In addition to the record breaking loss activity so far in 2011, the current macroeconomic environment continues to be challenging for the reinsurance industry. Subdued economic growth and low interest rates have seen investment returns remain at low levels through 2011. Coupled with poor underwriting results, the reinsurance sector’s non-technical income could be under pressure for some time to come if the current expansionary monetary polices in the United States and elsewhere remain in place.
In recent years, several reinsurers have offset accident year losses with the release of prior-year reserves on the back of favorable results for accident years 2003-2007. However, following deteriorating accident-year results and rising inflationary trends in subsequent years, many now question their sustainability. Indeed, there have been instances of companies reporting adverse reserve development for recent accident years, raising concerns over reserve adequacy and prompting some reserve additions.
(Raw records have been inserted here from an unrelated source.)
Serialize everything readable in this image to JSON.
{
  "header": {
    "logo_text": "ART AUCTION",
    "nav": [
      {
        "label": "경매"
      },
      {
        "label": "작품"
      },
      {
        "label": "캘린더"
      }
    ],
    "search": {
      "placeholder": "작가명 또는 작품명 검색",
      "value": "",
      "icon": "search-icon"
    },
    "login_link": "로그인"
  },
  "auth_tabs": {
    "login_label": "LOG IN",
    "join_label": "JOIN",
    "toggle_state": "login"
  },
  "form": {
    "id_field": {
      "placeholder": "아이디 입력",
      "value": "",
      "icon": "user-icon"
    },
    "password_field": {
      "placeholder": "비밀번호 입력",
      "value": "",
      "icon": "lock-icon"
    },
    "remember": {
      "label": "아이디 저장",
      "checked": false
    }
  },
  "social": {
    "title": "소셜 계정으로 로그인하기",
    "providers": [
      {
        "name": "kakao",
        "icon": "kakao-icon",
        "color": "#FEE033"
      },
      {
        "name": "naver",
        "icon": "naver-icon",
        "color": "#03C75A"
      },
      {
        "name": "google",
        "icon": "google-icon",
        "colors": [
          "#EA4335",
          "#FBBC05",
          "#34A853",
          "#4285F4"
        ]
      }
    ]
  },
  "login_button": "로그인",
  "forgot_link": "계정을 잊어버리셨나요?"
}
We continue to question how much longer reserves can be expected to bolster earnings.
There is also concern over the sovereign debt crisis in Europe. Yields on “safe” government bonds are at or near thirty-year lows, while spreads on peripheral sovereign European securities have reached or approached Euro-era highs. Recent events in the Eurozone have fueled fears over the threat of debt contagion. In an effort to stop the contagion spreading to other European economies, a new bailout plan for Greece was agreed upon in July, with private sector investors asked to accept a 21 percent loss, or ‘haircut,’ on certain Greek debt positions. Such potential impairments to Greek bonds are expected to be manageable for most reinsurers, given their limited exposure. However, should the crisis spread to larger economies, such as those of Spain and Italy, the impact on the industry would take on a new significance.